Thursday, 30 October 2008
Thursday, 23 October 2008
Monday, 20 October 2008
|— Municipality —|
|- Mayor (2003)||Tore Opdal Hansen (H)|
|Area (Nr. 366 in Norway)|
|- Total||137 km² (52.9 sq mi)|
|- Land||135 km² (52.1 sq mi)|
|- Density||421/km² (1,090.4/sq mi)|
|- Change (10 years)||8.2 %|
|- Rank in Norway||9|
|Time zone||CET (UTC+1)|
|- Summer (DST)||CEST (UTC+2)|
|Official language form||Neutral|
Drammen was established as a municipality 1 January 1838 (see formannskapsdistrikt). The rural municipality of Skoger was merged with Drammen 1 January 1964. (And then transferred from the county of Vestfold to the county of Buskerud.) There is also a town called Drammen in Wisconsin, named after the Norwegian city in 1877.
Saturday, 18 October 2008
Grunnen til at vi gjør det er todelt. For det første er vi litt lei av "nice colours" kommentaren i de tradisjonelle memene og for det andre har vi liten sans for den nedlatende holdningen man ofte ser hos "forståsegpåerne" som lett dominerer enkelte andre steder. Vi vil være for amatørfotografen i godt humør.
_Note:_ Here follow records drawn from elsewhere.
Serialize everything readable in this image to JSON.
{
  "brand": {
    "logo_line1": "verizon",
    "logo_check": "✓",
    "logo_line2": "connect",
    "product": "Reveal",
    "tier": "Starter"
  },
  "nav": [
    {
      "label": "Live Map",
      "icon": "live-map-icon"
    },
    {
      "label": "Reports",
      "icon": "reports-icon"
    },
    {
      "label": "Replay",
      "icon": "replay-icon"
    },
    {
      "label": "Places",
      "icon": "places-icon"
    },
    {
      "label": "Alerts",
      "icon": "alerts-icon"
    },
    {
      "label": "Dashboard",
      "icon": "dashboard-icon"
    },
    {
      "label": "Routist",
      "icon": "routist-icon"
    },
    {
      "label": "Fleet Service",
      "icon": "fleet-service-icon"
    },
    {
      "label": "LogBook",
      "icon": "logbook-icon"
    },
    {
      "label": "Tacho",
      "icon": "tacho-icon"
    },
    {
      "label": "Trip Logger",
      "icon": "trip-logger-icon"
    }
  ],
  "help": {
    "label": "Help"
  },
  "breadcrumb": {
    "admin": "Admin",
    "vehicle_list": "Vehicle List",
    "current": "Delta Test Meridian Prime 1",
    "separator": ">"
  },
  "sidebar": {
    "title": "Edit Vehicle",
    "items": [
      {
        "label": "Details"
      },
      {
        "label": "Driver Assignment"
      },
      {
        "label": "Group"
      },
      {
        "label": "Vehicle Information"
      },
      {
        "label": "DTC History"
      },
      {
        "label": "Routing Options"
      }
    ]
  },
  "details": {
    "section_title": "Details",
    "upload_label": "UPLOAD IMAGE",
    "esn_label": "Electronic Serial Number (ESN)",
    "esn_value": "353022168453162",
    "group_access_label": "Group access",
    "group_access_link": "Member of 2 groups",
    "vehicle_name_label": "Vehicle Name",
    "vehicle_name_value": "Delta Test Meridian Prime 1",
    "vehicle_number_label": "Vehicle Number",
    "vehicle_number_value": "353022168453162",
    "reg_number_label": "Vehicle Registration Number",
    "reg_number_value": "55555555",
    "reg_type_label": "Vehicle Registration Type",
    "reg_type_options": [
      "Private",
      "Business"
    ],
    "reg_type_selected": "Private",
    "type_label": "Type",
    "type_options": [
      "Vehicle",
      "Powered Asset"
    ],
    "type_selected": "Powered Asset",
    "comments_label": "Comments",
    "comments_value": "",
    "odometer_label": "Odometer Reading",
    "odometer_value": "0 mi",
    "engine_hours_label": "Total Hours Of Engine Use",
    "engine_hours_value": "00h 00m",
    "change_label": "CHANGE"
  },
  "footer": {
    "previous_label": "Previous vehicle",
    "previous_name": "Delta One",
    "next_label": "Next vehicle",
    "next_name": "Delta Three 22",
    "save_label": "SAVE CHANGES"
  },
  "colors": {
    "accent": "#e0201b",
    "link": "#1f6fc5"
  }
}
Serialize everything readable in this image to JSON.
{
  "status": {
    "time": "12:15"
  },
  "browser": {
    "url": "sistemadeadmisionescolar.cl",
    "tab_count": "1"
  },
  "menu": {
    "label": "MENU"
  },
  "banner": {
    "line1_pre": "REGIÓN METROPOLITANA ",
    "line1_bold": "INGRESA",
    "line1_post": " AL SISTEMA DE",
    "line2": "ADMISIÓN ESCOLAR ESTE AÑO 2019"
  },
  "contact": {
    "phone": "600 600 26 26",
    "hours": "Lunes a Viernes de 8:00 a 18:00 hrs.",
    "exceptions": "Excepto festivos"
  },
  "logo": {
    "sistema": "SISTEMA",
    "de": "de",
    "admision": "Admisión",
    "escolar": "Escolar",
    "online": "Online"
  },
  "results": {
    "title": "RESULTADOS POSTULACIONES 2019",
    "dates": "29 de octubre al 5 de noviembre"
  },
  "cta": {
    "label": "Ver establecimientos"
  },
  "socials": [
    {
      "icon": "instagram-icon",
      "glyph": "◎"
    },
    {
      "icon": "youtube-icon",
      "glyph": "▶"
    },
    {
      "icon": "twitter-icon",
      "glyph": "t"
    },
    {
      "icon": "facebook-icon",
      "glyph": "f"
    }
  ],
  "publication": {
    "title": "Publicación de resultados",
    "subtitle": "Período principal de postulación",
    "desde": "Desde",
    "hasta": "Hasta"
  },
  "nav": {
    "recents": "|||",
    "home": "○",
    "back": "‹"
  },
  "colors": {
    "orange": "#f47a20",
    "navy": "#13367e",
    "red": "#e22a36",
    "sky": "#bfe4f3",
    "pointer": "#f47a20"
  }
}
Thursday, 16 October 2008
Tryvannstårnet is the name of the 118 metre high TV Tower of Oslo, located 529 metres above mean sea level near the Tryvann lake. Tryvannstårnet was built in 1962 and has an observation deck in a height of 60 metres, from which you have at clear weather conditions a sight extending to the Swedish border. The observation deck was closed in 2005 because of new fire safety regulations that would have required expensive investments, as well as a rapidly declining number of visitors. In the 1980s and 90s, the tower yearly had around 100,000 visitors.
For more Sky Watch photos, visit the Sky watch site - Sky watch was Dots idea, now hosted by Sandy, Klaus, Tom , Ivar and Imac.
Wednesday, 15 October 2008
It may be over-simplifying its history somewhat, but the old Fortress Town can be regarded as a designer town. Founded by a king fond of parties; developed by officers with continental swagger and a penchant for powdered elegance and military aesthetics.
Plenty of Norwegian towns have their old districts, but only Fredrikstad has the Old Town. Don´t be misled by the antiquated name, this place is nobody´s maiden aunt! On the contrary, the Old Town is still young and promising, having recently hung up its army uniform for good – after 350 years of military discipline - and slipped into its civvies. With history as a springboard the Old Town is putting itself on display, in its markets, carnivals and culture.
Tuesday, 14 October 2008
It all began in 1567 when the king of Denmark-Norway decreed that the town of Sarpsborg, burned to the ground by arch enemy Sweden, should be rebuilt. The king bent his ear to a popular appeal to have the town resituated at a place that was easier to defend and had better living conditions.
The east bank of the Glomma estuary was the obvious choice, and for the first time in Norway a king let a town take its name from a person. That person was the king himself; and Fredrikstad would prove itself a town worthy of a king. The inhabitants didn´t even complain that the man who christened the town never stopped there, but merely sailed past a couple of times. Then again, during his lifetime the place was more a building site than an arena in which this most social of kings could enjoy himself. He should have been around a century or two later, by which time he would have no difficulty getting his glass filled for a toast to a well-proportioned and attractive town. And a fortress that deterred the enemy.
The old Fortress Town is a part of our European heritage, and many regard it as an obvious candidate for a place on UNESCO´s World Heritage list. Why isn´t the Old Town on the list? There are several reasons, not least of all Fredrikstad´s desire to keep it an integrated part of the city´s life. The Old Town has existed and continues to exist without the aid of any "tourist attraction"-label with all the dangers of commercialisation that brings with it.